• _Supplied records_:

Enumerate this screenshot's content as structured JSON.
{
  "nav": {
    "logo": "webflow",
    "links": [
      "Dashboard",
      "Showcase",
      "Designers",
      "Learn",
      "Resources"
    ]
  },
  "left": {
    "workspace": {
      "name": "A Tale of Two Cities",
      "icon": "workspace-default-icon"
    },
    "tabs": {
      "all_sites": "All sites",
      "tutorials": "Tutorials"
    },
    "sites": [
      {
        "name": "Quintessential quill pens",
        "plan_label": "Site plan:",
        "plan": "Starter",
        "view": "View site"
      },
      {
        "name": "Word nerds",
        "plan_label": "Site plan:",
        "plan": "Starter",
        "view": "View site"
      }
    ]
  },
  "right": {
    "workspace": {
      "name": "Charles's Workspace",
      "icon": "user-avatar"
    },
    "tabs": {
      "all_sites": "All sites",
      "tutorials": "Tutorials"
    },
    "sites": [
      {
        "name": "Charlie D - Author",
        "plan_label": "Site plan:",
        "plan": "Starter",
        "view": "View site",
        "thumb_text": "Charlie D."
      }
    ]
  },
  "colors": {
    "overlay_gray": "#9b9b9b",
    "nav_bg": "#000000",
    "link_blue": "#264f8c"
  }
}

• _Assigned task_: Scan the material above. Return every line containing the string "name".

• _Answer section_:
      "name": "A Tale of Two Cities",
        "name": "Quintessential quill pens",
        "name": "Word nerds",
      "name": "Charles's Workspace",
        "name": "Charlie D - Author",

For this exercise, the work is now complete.